Element data from apps and pages:

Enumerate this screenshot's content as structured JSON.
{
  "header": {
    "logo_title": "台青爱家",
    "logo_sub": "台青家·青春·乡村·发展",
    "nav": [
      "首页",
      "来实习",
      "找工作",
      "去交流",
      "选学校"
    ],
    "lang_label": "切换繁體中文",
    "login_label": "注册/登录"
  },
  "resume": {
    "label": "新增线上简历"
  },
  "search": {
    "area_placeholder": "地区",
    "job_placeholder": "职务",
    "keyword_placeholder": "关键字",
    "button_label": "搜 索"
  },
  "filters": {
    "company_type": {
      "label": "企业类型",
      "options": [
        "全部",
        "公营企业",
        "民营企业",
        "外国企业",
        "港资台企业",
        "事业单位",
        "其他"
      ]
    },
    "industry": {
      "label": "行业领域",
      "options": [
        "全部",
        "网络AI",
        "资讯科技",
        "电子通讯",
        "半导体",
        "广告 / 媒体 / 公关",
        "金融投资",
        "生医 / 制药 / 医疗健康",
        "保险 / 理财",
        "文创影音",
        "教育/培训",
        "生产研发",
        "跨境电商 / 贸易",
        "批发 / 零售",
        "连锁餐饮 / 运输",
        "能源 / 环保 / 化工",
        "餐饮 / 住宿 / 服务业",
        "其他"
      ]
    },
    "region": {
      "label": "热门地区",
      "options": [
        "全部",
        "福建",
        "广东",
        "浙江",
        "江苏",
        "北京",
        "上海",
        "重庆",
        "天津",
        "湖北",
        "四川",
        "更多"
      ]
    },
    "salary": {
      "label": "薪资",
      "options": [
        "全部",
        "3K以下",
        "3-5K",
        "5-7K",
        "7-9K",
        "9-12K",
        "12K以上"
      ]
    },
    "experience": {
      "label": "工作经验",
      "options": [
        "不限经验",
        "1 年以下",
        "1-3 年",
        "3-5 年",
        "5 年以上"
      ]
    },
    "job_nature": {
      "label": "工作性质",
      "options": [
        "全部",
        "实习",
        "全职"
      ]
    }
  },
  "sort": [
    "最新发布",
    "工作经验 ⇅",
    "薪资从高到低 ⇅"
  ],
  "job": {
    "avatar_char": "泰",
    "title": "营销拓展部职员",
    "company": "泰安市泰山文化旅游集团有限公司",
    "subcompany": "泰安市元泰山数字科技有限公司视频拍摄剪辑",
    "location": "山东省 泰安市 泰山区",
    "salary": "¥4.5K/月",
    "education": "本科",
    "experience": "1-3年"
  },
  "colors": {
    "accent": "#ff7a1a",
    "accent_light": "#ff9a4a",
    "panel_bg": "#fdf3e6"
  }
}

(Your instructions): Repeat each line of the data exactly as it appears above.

(Solved exercise):
Enumerate this screenshot's content as structured JSON.
{
  "header": {
    "logo_title": "台青爱家",
    "logo_sub": "台青家·青春·乡村·发展",
    "nav": [
      "首页",
      "来实习",
      "找工作",
      "去交流",
      "选学校"
    ],
    "lang_label": "切换繁體中文",
    "login_label": "注册/登录"
  },
  "resume": {
    "label": "新增线上简历"
  },
  "search": {
    "area_placeholder": "地区",
    "job_placeholder": "职务",
    "keyword_placeholder": "关键字",
    "button_label": "搜 索"
  },
  "filters": {
    "company_type": {
      "label": "企业类型",
      "options": [
        "全部",
        "公营企业",
        "民营企业",
        "外国企业",
        "港资台企业",
        "事业单位",
        "其他"
      ]
    },
    "industry": {
      "label": "行业领域",
      "options": [
        "全部",
        "网络AI",
        "资讯科技",
        "电子通讯",
        "半导体",
        "广告 / 媒体 / 公关",
        "金融投资",
        "生医 / 制药 / 医疗健康",
        "保险 / 理财",
        "文创影音",
        "教育/培训",
        "生产研发",
        "跨境电商 / 贸易",
        "批发 / 零售",
        "连锁餐饮 / 运输",
        "能源 / 环保 / 化工",
        "餐饮 / 住宿 / 服务业",
        "其他"
      ]
    },
    "region": {
      "label": "热门地区",
      "options": [
        "全部",
        "福建",
        "广东",
        "浙江",
        "江苏",
        "北京",
        "上海",
        "重庆",
        "天津",
        "湖北",
        "四川",
        "更多"
      ]
    },
    "salary": {
      "label": "薪资",
      "options": [
        "全部",
        "3K以下",
        "3-5K",
        "5-7K",
        "7-9K",
        "9-12K",
        "12K以上"
      ]
    },
    "experience": {
      "label": "工作经验",
      "options": [
        "不限经验",
        "1 年以下",
        "1-3 年",
        "3-5 年",
        "5 年以上"
      ]
    },
    "job_nature": {
      "label": "工作性质",
      "options": [
        "全部",
        "实习",
        "全职"
      ]
    }
  },
  "sort": [
    "最新发布",
    "工作经验 ⇅",
    "薪资从高到低 ⇅"
  ],
  "job": {
    "avatar_char": "泰",
    "title": "营销拓展部职员",
    "company": "泰安市泰山文化旅游集团有限公司",
    "subcompany": "泰安市元泰山数字科技有限公司视频拍摄剪辑",
    "location": "山东省 泰安市 泰山区",
    "salary": "¥4.5K/月",
    "education": "本科",
    "experience": "1-3年"
  },
  "colors": {
    "accent": "#ff7a1a",
    "accent_light": "#ff9a4a",
    "panel_bg": "#fdf3e6"
  }
}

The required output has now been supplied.